Required work. Isolate every line in the records below with "Switzerland" in it.

[Data about app and page elements]
++++++++
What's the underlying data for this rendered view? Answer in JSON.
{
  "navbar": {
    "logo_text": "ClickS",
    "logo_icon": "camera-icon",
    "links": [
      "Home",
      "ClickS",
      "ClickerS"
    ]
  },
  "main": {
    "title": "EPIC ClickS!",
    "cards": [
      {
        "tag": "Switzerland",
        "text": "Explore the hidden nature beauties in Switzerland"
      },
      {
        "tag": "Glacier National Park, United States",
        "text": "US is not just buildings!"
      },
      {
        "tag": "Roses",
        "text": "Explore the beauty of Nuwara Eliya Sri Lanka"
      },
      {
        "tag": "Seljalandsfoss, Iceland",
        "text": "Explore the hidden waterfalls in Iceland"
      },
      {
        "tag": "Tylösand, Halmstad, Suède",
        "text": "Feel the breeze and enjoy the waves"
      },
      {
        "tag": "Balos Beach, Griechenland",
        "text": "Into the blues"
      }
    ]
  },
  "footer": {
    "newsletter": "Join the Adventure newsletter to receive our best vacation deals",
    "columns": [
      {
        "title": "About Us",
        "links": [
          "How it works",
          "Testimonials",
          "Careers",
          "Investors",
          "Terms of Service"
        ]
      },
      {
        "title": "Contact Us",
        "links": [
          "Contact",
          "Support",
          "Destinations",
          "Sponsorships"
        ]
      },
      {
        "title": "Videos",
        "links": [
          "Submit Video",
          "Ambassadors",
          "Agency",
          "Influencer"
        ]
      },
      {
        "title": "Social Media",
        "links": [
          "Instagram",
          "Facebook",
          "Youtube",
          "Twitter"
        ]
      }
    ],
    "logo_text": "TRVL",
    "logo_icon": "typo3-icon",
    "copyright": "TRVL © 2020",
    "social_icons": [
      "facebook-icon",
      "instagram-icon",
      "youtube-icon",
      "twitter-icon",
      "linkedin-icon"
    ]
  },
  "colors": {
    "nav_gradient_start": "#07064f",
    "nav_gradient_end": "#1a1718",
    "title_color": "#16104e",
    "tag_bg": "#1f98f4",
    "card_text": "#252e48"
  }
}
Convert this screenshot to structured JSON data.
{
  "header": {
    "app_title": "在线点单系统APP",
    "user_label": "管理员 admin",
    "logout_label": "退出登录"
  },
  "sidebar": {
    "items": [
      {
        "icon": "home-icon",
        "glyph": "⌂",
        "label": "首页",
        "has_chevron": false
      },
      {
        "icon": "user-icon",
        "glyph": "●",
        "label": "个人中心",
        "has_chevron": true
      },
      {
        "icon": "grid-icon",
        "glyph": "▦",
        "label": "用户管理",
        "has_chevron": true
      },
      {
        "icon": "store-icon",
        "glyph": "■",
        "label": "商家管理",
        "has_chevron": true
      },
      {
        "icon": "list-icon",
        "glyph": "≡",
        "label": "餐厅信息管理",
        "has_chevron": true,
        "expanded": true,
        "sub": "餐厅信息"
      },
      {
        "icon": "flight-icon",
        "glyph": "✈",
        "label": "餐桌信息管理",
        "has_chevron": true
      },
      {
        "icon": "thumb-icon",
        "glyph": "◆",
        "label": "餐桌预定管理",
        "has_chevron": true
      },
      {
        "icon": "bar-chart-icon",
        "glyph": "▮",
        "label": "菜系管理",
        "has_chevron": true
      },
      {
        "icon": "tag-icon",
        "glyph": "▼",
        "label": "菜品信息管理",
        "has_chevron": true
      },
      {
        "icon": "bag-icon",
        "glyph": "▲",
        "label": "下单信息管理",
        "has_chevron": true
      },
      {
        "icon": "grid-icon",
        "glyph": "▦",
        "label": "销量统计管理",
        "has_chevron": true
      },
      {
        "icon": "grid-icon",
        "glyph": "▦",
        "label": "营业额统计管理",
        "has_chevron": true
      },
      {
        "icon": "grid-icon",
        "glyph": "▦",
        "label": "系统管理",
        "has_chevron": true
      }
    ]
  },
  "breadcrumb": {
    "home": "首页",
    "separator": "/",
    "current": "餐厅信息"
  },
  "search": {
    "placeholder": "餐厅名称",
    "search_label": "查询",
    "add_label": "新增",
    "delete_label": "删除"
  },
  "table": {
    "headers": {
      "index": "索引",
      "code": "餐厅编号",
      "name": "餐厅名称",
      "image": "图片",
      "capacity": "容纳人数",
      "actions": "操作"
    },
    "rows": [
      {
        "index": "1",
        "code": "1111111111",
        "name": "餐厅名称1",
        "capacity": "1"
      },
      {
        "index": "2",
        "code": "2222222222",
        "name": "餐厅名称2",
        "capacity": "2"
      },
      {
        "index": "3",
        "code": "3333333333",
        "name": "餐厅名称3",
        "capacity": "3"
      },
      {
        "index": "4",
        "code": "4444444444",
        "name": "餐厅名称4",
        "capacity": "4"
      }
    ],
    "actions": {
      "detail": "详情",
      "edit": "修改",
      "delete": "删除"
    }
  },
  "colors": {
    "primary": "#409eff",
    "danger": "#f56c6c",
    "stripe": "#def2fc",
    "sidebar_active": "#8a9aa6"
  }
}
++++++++
Response.
        "tag": "Switzerland",
        "text": "Explore the hidden nature beauties in Switzerland"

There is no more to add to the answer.